*** Exercise materials ***
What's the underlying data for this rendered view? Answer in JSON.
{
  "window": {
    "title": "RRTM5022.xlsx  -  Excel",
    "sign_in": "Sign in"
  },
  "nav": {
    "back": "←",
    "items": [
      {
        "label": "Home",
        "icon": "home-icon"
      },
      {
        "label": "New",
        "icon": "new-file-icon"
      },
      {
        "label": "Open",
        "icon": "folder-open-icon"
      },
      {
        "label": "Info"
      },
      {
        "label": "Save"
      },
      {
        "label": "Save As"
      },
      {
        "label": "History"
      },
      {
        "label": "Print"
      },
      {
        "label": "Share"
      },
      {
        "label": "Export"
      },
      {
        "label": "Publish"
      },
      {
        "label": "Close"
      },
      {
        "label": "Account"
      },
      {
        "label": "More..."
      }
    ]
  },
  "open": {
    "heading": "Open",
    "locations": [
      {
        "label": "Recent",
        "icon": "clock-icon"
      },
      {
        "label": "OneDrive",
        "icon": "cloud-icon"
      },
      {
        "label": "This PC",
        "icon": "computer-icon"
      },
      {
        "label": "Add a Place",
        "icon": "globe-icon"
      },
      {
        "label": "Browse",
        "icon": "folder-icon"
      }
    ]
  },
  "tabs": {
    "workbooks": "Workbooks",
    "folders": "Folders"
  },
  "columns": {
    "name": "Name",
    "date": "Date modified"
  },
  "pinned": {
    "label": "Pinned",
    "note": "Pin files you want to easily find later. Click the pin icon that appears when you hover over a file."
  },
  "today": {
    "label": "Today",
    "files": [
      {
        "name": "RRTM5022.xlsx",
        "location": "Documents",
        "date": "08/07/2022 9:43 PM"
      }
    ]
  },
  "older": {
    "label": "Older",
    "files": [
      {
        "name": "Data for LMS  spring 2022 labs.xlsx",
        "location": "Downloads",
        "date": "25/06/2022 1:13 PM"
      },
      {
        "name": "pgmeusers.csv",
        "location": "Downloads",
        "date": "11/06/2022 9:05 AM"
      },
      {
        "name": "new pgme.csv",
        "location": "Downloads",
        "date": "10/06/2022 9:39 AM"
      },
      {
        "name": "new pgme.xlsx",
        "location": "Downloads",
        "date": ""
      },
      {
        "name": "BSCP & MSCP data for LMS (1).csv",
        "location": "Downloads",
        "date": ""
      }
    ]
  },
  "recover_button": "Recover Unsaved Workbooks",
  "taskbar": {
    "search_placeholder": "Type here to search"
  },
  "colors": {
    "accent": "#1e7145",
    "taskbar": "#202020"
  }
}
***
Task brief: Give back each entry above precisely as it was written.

Solution to the exercise:
What's the underlying data for this rendered view? Answer in JSON.
{
  "window": {
    "title": "RRTM5022.xlsx  -  Excel",
    "sign_in": "Sign in"
  },
  "nav": {
    "back": "←",
    "items": [
      {
        "label": "Home",
        "icon": "home-icon"
      },
      {
        "label": "New",
        "icon": "new-file-icon"
      },
      {
        "label": "Open",
        "icon": "folder-open-icon"
      },
      {
        "label": "Info"
      },
      {
        "label": "Save"
      },
      {
        "label": "Save As"
      },
      {
        "label": "History"
      },
      {
        "label": "Print"
      },
      {
        "label": "Share"
      },
      {
        "label": "Export"
      },
      {
        "label": "Publish"
      },
      {
        "label": "Close"
      },
      {
        "label": "Account"
      },
      {
        "label": "More..."
      }
    ]
  },
  "open": {
    "heading": "Open",
    "locations": [
      {
        "label": "Recent",
        "icon": "clock-icon"
      },
      {
        "label": "OneDrive",
        "icon": "cloud-icon"
      },
      {
        "label": "This PC",
        "icon": "computer-icon"
      },
      {
        "label": "Add a Place",
        "icon": "globe-icon"
      },
      {
        "label": "Browse",
        "icon": "folder-icon"
      }
    ]
  },
  "tabs": {
    "workbooks": "Workbooks",
    "folders": "Folders"
  },
  "columns": {
    "name": "Name",
    "date": "Date modified"
  },
  "pinned": {
    "label": "Pinned",
    "note": "Pin files you want to easily find later. Click the pin icon that appears when you hover over a file."
  },
  "today": {
    "label": "Today",
    "files": [
      {
        "name": "RRTM5022.xlsx",
        "location": "Documents",
        "date": "08/07/2022 9:43 PM"
      }
    ]
  },
  "older": {
    "label": "Older",
    "files": [
      {
        "name": "Data for LMS  spring 2022 labs.xlsx",
        "location": "Downloads",
        "date": "25/06/2022 1:13 PM"
      },
      {
        "name": "pgmeusers.csv",
        "location": "Downloads",
        "date": "11/06/2022 9:05 AM"
      },
      {
        "name": "new pgme.csv",
        "location": "Downloads",
        "date": "10/06/2022 9:39 AM"
      },
      {
        "name": "new pgme.xlsx",
        "location": "Downloads",
        "date": ""
      },
      {
        "name": "BSCP & MSCP data for LMS (1).csv",
        "location": "Downloads",
        "date": ""
      }
    ]
  },
  "recover_button": "Recover Unsaved Workbooks",
  "taskbar": {
    "search_placeholder": "Type here to search"
  },
  "colors": {
    "accent": "#1e7145",
    "taskbar": "#202020"
  }
}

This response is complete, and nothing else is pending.